I began playing twenty-seven years ago. I started with bass guitar, because I liked the fact that there were subtleties to the instrument as compared with electric six string. I had three lessons in rudimentary chord theory, and took the info home and studied and expanded and applied all I found out to the six string and the bass - I found subtleties weren't so appealing for a while. Within three years people were asking for lessons from me - which I tried to provide, and have tried to provide on and off for several the last twenty-odd years or so.
Around eight or nine years ago, someone gave me a nylon-strung Hohner, which I played when alone, and grew fond of. I still kind of saw it as a pretend guitar, but I loved to play it itself. I wrote a sombre and soothing piece on it which I recorded, and I'm still proud of it to this day.
Three years ago, I happened upon a tablature transcription of Bach's Air on the G string, and things changed: I saw a whole new appeal to the guitar, and it started to transform itself to me as an instrument...
Now, I play my partner's Asturias AST80 and my own Sanchez 1026. My favourite pieces to play are the allegro (fugue) from Bach's 1st violin sonata, many of the Bach solo cello pieces, a rendition I play of Chopin's Eb nocturne - many more.
But recently I have had an epiphany
I spent the last year or so searching through strings, and started heading in the modern construction, carbon treble direction - I thought my favourites were Hannabach Goldins, I liked the Labella Argento basses but the D4 wore down too quickly, and I was about to pay for mysterion basses, when I came across Tarrega's 'Lagrima' played on a gut strung guitar.
I was almost weeping at the beauty of the sound.
I realised then that I had been moving at the opposite end of what I was searching for, in a way. Because I tend put a guitar through its paces, I didn't fancy actual gut lasting more than a few hours, and the sets are expensive, so I ordered a set of Aquila Ambra 900. They are the most balanced set of strings I've come across, and they feel smooth to play, while each note sounds so together and individual and warm. I have them tuned a semi-tone down, but I don't feel like I'll go back now - I'm going to try the Ambra 2000 set next, but I think I've landed near my goal.

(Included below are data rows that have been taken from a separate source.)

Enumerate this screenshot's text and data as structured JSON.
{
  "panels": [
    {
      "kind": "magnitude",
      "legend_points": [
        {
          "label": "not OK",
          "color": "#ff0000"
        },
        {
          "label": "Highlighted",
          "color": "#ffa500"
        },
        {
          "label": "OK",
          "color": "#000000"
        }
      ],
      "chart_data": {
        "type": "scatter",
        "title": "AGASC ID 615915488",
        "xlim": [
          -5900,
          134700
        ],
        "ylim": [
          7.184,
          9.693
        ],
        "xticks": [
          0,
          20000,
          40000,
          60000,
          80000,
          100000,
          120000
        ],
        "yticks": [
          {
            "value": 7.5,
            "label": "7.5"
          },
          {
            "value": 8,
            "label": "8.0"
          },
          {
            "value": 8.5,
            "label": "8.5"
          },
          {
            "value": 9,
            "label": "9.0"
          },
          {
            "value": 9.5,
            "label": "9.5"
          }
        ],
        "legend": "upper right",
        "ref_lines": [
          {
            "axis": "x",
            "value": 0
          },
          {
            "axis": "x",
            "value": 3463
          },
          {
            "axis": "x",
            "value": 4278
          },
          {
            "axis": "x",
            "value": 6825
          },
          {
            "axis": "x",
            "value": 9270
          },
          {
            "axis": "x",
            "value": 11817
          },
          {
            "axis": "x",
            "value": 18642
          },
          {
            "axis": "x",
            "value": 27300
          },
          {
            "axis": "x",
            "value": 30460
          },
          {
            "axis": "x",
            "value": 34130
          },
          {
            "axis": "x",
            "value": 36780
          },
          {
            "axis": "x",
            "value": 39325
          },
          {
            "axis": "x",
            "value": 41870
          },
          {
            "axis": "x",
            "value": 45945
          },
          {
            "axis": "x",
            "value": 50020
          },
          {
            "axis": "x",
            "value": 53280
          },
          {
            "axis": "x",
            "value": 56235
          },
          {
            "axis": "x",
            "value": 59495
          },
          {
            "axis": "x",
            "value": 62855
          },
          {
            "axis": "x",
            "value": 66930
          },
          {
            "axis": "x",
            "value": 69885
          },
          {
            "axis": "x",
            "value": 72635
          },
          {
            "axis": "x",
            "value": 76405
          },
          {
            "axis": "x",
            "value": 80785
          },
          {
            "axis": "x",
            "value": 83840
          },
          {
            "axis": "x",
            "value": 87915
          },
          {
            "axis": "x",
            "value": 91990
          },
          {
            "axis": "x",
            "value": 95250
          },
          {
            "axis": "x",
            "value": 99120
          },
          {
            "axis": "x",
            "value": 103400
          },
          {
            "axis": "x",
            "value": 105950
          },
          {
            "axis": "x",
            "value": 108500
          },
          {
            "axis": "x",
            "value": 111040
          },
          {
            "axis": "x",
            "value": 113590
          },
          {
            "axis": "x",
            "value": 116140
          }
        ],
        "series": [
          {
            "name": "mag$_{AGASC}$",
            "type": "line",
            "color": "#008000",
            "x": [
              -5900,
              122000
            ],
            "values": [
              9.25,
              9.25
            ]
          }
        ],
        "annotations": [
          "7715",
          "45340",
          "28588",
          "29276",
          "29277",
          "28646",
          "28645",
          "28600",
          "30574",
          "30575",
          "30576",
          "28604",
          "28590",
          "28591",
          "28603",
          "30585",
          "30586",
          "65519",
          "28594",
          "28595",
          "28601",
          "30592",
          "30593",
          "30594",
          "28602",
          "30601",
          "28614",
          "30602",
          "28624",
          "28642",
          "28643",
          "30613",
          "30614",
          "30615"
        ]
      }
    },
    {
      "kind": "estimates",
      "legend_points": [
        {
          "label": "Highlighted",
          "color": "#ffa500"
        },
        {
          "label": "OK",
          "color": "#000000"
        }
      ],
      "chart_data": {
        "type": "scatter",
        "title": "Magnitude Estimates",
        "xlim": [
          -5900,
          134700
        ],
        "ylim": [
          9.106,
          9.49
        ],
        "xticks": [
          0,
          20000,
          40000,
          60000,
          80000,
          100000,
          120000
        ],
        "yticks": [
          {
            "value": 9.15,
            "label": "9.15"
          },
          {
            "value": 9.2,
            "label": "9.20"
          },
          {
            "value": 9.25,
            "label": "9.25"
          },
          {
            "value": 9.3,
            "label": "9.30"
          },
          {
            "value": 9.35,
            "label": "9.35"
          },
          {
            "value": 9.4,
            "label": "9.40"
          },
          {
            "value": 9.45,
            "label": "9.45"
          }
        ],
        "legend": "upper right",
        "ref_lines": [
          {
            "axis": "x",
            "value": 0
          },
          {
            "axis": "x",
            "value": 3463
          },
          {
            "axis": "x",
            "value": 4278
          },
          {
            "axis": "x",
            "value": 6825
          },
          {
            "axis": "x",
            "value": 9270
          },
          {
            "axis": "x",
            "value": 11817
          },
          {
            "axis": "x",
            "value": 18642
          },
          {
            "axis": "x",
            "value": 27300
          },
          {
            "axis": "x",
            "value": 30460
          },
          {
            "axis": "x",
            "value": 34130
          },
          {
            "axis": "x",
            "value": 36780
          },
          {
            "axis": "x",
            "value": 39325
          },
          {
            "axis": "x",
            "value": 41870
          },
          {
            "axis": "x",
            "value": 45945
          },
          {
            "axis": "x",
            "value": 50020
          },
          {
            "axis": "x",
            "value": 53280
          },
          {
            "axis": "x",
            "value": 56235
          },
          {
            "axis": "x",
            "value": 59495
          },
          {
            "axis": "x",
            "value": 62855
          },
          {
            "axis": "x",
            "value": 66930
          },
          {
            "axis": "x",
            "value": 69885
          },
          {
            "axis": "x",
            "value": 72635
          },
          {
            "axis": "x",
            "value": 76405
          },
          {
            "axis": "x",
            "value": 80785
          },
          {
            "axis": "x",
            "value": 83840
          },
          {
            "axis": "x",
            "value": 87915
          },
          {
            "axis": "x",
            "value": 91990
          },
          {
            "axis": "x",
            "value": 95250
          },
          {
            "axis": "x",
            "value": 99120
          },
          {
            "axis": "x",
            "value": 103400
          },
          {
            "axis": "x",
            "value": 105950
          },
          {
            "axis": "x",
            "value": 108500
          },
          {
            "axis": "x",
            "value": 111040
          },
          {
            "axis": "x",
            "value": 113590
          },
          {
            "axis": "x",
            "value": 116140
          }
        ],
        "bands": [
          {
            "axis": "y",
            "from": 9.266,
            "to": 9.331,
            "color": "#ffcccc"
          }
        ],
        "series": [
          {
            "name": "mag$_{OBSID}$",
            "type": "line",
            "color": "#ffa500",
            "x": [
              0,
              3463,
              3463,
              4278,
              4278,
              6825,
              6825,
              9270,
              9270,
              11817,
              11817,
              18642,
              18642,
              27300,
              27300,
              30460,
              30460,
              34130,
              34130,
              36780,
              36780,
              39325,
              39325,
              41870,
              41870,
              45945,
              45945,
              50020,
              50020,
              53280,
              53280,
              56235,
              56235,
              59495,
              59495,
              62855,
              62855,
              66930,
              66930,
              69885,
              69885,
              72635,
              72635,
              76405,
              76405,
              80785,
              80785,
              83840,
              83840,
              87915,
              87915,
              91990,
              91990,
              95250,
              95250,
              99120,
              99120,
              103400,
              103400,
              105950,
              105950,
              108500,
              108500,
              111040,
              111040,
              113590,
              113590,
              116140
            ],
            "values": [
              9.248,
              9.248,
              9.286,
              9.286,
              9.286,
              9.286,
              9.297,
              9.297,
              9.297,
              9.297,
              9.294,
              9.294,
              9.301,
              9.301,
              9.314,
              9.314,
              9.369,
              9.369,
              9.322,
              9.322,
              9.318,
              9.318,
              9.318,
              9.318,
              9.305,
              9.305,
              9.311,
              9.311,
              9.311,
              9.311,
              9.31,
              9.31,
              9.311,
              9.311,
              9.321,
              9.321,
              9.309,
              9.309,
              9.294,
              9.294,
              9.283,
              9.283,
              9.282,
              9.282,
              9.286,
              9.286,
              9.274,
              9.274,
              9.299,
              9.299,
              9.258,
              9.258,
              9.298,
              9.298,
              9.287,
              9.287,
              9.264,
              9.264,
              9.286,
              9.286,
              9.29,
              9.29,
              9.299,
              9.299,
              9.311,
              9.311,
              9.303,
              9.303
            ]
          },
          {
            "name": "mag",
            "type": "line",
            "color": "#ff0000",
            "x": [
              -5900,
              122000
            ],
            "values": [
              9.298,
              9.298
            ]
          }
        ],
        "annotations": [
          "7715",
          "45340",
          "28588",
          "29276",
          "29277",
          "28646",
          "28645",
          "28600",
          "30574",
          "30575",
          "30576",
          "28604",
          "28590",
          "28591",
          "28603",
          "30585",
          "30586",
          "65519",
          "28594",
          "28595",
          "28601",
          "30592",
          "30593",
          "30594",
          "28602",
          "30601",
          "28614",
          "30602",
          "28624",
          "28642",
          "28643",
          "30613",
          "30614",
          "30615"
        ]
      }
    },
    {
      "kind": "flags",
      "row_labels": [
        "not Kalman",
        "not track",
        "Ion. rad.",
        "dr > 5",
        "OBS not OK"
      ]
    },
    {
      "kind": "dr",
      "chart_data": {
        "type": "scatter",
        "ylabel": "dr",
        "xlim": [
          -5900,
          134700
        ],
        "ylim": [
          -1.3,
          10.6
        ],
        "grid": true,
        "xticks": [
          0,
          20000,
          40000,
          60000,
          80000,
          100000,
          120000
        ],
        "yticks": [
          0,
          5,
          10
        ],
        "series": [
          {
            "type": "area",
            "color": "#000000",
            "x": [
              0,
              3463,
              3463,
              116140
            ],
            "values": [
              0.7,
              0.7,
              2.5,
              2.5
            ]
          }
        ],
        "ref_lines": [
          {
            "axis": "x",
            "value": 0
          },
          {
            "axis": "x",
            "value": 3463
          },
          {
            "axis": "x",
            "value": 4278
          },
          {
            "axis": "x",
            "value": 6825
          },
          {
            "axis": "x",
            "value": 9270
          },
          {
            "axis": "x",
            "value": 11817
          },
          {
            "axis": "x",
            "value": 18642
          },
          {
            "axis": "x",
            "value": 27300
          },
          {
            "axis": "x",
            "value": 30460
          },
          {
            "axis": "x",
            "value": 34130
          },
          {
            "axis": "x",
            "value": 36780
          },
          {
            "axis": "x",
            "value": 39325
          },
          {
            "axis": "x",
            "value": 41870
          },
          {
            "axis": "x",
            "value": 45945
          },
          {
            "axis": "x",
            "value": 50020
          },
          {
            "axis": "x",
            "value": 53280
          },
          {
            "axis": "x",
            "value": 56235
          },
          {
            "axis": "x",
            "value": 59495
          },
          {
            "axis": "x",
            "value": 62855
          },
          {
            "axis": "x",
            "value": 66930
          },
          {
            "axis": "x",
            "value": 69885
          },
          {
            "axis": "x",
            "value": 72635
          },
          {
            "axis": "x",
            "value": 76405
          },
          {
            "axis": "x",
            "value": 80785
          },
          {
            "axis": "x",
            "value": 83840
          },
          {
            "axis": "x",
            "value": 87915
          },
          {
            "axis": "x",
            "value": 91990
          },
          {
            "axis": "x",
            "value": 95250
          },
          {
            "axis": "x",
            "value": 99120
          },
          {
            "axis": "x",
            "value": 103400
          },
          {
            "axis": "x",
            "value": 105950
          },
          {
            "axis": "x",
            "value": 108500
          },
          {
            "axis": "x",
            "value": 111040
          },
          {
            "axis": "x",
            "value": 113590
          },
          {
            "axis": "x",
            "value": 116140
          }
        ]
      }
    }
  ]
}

So that's a very brief account of me for now.
I'm looking forward to joining in on this forum - I've consulted it occasionally, particularly this year, and already found it useful.
All the best.